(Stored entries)

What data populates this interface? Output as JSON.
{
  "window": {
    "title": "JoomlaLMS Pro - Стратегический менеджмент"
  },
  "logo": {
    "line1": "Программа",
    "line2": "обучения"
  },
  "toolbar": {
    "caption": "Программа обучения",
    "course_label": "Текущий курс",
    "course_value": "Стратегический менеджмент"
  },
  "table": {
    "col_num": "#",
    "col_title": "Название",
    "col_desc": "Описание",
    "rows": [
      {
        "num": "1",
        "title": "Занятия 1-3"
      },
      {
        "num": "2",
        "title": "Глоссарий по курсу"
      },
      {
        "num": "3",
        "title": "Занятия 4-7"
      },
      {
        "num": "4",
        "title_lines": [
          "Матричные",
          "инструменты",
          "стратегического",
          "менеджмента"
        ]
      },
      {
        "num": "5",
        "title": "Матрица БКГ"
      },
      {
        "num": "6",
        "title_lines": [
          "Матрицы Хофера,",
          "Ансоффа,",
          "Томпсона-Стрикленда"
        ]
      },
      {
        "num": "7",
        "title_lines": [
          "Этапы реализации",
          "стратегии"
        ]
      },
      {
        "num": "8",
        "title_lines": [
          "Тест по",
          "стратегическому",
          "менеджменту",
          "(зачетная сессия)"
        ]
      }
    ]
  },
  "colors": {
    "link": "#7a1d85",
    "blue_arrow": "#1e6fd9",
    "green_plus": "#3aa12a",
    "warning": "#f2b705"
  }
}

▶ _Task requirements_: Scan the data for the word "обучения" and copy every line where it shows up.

▶ _Worked solution_:
    "line2": "обучения"
    "caption": "Программа обучения",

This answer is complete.